• [WORK REQUIRED]: Filter the entries down to the lines holding "イキイキ働ける度チェック", then copy those lines.

• [RECORDS TO USE]:
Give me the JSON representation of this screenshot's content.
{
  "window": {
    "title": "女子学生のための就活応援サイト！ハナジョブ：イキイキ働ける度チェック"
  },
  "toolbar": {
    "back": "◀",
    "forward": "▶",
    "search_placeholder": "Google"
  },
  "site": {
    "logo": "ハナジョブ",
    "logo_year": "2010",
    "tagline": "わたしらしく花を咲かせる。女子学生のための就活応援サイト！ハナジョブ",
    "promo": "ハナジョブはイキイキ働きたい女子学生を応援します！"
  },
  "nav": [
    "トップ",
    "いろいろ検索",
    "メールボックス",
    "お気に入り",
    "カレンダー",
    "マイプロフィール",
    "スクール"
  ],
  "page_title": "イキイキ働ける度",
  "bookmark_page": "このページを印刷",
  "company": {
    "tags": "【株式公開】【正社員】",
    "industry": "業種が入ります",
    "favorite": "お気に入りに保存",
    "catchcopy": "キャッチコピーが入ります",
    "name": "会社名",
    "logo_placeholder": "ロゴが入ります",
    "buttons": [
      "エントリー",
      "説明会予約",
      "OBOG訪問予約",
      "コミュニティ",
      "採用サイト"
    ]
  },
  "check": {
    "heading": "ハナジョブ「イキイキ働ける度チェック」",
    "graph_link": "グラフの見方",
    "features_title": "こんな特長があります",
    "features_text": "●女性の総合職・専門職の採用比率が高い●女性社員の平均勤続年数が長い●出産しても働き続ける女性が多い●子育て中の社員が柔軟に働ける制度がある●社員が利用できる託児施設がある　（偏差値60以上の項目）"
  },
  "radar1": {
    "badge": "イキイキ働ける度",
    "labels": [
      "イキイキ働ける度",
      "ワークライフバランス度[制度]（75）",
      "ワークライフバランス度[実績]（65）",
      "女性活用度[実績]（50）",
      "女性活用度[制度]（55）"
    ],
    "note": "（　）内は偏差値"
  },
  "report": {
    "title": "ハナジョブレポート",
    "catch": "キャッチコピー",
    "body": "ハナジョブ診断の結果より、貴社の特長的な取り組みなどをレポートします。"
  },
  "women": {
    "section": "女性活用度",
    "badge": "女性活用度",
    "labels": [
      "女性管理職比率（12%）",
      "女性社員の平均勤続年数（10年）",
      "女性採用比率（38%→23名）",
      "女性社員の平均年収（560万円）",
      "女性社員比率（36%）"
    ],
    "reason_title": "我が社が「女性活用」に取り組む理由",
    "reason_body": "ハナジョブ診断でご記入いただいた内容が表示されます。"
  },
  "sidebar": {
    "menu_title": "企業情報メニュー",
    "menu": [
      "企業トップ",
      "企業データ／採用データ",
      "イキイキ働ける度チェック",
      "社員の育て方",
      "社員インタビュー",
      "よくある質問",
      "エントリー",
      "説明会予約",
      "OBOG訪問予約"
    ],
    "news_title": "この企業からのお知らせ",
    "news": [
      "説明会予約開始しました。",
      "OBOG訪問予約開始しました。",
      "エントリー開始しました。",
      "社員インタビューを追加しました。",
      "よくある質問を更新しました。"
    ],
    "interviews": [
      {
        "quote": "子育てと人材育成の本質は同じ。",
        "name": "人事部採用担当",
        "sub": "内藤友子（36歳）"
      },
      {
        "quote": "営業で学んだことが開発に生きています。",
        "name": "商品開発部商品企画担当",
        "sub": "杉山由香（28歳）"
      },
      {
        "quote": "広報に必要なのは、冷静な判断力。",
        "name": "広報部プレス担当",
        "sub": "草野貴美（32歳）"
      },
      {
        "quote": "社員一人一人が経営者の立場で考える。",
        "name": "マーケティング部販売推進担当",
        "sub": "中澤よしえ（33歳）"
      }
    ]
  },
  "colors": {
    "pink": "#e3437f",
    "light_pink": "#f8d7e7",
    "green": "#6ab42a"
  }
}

• [OUTPUT OF THE EXERCISE]:
    "title": "女子学生のための就活応援サイト！ハナジョブ：イキイキ働ける度チェック"
    "heading": "ハナジョブ「イキイキ働ける度チェック」",
      "イキイキ働ける度チェック",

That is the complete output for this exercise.